Silver Spring's not bad; it's just suffered from top-down planning. All of the things initiated by local residents we both mentioned are great in both places and contribute to vibrant street life. Silver Spring's, however, is managed/boosted via Reemberto's office and Peterson. Decatur's isn't -- it just happens. True enough, there is local government involvement in the square, but it isn't as prominent and determinative as in MoCo.

You would never get someone harassed for taking pictures in a public space here. And what does it say about MoCo that folks apparently can't behave well enough to skateboard or whatever in public? MoCo invested considerable resources in designing a public space that any reasonable person could recognize as attractive to skateboarders in a community with a long history of skateboarding in public and then regulates skateboarders out of the public sphere?

As for beer in public? You'd think that the Deep South would be more uptight about having festival goers in a place like Decatur's square walking around with beer and having beer vendors throughout the festival. Not so. Will that ever happen in Silver Spring? No.

Now let's turn to locally owned and operated businesses. LOIS, as Shuman calls them. Yes, downtown Decatur as a CVS, a Starbucks, and a Ruby Tuesday. But the overwhelming majority of downtown businesses are locally owned and operated. Money spent in downtown Decatur is reinvested in downtown Decatur, not in St. Louis (Panera), Orlando (Red Lobster), Atlanta (Chick Fil A), etc. Family owned businesses like the dry cleaners aren't run out of town or displaced from longtime locations simply to appease CVS.

Silver Spring is a great place and it could have been much more than what it has become. Ask county planners who continue to spend a mint on out-of-state consultants to advise MoCo on parking, zoning, parks, etc., why they couldn't find any local talent to advise them. Local firms ride shotgun in a nod to keeping locals involved but it's the big firms from the Midwest and West who hold the profitable consulting contracts with the Planning and Parks departments.

Dan Reed said...


I understand your beef about chain stores, as it's a frustration many people share. But there are non-chain stores in downtown Silver Spring, and I'm sure they compare favorably to those in Decatur.

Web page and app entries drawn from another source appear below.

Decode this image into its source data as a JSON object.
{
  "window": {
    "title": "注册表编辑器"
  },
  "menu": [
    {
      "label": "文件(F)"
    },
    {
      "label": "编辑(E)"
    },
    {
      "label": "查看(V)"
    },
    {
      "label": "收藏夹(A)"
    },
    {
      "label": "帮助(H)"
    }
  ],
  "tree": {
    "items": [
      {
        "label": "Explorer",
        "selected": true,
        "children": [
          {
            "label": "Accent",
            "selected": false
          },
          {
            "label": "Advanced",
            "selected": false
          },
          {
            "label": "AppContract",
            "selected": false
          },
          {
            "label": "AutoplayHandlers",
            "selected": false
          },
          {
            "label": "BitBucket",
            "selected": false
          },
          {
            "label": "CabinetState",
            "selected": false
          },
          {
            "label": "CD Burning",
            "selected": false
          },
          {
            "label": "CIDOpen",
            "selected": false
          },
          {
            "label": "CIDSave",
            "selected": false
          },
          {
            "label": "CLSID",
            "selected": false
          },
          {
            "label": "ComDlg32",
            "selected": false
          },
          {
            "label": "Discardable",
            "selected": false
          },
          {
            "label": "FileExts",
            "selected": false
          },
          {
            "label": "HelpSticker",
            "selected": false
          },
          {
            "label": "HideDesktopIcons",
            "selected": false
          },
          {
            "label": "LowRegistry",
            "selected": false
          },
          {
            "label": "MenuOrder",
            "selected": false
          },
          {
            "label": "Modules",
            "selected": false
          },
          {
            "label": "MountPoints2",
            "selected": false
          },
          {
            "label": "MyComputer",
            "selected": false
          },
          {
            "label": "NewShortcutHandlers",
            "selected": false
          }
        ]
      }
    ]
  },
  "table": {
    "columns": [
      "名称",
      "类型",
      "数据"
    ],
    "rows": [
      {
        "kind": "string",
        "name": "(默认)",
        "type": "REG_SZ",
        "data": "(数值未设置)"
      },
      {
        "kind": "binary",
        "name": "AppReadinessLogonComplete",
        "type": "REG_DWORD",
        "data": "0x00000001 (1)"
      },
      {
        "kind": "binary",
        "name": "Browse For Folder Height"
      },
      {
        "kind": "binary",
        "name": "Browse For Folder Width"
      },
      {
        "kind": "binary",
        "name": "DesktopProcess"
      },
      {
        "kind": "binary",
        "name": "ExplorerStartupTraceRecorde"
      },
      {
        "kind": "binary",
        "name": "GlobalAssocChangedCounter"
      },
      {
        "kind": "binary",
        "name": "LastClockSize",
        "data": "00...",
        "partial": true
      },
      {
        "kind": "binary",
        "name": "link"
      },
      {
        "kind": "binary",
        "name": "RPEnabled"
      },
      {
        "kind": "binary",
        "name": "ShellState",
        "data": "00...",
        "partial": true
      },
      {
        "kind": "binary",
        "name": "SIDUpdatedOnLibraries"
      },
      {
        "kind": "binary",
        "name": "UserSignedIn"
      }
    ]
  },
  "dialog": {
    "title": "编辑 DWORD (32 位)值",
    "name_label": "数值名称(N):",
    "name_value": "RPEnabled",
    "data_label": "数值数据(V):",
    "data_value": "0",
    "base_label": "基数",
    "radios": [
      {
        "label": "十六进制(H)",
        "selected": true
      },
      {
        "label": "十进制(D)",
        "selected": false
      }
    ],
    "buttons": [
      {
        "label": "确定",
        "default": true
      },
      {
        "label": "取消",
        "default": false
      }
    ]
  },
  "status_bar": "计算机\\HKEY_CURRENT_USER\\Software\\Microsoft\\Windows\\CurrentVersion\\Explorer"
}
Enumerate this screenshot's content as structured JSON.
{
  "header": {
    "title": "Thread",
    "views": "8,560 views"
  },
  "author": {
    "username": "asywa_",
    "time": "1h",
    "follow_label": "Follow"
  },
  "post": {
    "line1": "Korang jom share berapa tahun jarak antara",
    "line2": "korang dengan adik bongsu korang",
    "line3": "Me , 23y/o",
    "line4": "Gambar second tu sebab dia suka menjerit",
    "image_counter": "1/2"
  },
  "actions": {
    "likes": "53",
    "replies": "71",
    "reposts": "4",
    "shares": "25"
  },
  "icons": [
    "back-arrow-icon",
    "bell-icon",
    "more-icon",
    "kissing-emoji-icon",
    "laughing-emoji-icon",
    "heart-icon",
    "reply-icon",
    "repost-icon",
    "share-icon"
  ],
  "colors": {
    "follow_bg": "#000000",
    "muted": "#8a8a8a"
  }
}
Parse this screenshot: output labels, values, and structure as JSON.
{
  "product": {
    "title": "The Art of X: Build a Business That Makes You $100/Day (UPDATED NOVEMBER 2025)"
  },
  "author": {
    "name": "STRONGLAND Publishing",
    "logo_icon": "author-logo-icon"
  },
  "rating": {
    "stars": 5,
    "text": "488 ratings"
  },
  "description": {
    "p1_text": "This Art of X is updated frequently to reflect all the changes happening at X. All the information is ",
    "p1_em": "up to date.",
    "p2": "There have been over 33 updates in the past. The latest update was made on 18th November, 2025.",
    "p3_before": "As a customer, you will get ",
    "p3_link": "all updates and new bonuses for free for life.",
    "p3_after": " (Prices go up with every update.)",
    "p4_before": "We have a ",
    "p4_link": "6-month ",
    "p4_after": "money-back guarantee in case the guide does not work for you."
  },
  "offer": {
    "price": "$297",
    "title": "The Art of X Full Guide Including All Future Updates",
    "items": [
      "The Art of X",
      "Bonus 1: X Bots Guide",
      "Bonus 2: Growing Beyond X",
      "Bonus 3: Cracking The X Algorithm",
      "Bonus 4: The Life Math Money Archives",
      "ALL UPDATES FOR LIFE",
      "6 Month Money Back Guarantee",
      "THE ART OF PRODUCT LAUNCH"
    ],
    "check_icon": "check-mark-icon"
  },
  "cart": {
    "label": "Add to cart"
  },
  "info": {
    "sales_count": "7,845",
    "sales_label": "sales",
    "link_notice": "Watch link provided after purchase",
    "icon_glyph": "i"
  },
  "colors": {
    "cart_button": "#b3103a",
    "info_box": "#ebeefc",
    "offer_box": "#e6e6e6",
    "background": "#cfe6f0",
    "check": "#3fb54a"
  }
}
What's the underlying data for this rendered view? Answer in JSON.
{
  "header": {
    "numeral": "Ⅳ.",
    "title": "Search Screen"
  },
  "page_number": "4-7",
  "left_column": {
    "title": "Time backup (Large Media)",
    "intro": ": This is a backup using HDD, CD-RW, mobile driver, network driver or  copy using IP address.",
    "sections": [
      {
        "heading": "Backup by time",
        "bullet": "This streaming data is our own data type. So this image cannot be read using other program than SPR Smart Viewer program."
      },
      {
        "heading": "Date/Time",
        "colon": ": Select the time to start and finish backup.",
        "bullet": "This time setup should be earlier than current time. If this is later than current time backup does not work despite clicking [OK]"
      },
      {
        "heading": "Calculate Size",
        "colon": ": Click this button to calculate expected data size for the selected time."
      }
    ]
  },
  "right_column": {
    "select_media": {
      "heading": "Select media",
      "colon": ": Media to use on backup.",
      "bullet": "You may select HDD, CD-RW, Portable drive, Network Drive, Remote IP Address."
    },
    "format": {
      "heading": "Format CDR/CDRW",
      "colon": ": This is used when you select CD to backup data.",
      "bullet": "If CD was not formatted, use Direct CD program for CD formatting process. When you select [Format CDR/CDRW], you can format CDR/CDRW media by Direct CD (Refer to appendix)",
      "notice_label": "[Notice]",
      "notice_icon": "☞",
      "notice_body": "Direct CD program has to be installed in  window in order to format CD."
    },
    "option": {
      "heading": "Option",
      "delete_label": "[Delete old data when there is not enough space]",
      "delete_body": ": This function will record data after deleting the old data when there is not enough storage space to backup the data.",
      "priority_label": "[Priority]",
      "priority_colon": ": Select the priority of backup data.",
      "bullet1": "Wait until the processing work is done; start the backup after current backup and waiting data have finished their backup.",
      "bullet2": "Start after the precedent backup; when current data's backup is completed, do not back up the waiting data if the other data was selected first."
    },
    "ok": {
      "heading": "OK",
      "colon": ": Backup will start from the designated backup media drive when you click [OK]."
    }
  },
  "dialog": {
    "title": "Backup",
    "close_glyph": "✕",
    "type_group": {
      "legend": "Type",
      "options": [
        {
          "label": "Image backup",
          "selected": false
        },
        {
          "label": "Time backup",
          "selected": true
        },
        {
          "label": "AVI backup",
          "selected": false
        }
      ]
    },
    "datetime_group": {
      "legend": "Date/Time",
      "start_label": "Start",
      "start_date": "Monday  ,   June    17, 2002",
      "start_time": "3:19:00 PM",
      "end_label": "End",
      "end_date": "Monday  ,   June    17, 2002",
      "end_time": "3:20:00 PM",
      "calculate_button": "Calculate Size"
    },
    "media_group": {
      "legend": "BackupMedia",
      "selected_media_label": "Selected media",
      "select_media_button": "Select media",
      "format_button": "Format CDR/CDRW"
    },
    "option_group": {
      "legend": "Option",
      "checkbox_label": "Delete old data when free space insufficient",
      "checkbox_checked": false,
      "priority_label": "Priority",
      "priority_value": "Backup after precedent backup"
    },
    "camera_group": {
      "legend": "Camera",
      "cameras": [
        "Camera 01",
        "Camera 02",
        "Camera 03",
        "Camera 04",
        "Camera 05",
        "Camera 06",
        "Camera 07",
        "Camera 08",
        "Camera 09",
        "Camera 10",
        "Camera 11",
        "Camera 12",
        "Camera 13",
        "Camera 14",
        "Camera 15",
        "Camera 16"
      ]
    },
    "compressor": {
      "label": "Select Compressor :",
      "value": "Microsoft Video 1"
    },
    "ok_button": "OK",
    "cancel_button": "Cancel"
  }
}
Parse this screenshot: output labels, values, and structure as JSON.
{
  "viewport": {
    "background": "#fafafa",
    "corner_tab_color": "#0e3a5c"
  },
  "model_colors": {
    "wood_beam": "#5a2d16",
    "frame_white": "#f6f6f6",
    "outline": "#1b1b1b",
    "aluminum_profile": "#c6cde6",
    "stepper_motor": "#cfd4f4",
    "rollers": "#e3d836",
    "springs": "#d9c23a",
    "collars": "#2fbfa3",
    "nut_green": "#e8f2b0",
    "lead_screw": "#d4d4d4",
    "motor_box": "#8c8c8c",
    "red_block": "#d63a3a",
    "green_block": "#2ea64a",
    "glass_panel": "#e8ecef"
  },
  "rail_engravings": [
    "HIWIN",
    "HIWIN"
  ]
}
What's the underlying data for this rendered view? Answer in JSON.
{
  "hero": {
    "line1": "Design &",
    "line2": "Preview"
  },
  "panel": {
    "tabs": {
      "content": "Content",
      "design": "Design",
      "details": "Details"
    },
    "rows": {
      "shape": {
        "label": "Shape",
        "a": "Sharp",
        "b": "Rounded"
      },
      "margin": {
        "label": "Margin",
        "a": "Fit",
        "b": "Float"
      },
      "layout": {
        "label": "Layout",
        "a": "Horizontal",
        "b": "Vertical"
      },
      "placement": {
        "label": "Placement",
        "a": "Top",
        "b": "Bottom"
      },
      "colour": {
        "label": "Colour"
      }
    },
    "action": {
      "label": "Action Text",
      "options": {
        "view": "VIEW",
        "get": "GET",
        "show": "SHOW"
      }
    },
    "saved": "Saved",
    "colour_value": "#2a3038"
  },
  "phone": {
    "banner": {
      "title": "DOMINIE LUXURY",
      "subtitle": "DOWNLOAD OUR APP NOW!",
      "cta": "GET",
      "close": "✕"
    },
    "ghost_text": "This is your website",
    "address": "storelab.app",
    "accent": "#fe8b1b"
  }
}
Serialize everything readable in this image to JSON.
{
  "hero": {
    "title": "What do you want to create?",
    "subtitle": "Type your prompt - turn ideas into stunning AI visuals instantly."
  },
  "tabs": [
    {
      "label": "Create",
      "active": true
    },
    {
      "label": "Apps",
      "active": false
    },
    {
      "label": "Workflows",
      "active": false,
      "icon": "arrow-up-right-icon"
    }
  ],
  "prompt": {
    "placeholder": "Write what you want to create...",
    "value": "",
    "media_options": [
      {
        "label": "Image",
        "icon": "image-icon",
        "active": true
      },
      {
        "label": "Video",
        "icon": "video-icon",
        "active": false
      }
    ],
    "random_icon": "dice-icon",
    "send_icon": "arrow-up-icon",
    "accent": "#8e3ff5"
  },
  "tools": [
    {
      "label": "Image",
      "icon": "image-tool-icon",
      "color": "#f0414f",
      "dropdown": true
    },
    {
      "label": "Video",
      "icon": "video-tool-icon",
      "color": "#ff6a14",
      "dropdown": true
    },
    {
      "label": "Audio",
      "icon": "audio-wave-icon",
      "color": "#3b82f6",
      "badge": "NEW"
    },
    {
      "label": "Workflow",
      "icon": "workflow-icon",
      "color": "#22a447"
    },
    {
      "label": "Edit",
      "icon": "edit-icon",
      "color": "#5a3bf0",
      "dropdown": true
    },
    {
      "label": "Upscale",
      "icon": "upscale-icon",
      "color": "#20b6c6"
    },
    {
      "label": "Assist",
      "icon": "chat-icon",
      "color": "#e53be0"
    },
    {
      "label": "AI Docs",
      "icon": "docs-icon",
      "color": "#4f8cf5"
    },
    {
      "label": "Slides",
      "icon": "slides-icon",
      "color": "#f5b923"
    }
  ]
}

I don't understand your remark about Montgomery County "importing" planners from elsewhere. Any place that only looks to itself for solutions is probably a terrible place. Being insular might create "authenticity," but it also means you can't benefit from the good ideas created elsewhere. No matter what you think of our planning director, Rollin Stanley, it's impressive that a suburban county could snag a nationally (internationally?) renowned planner to come and work here.

That said, Peterson Companies is a local firm that works primarily in the DC area. The area along Ellsworth Drive was designed by RTKL and Brown Craig Turner, two architecture firms both based in Baltimore. So local minds do have a hand in downtown Silver Spring, even if it's not readily apparent.

David Rotenstein said...


Montgomery County is paying Code Studio of Austin, Texas for the zoning code rewrite; Nelson/Nygaard of New York City to consult on parking; and, GreenPlay, LLC, of
Lafayette, CO, to do the Parks Department's "Vision 2030" project. All of these firms are racking up major frequent flyer miles and billings for these projects, paid for by Montgomery County residents.

Dan Reed said...

Like I said:

"Any place that only looks to itself for solutions is probably a terrible place. Being insular might create 'authenticity,' but it also means you can't benefit from the good ideas created elsewhere."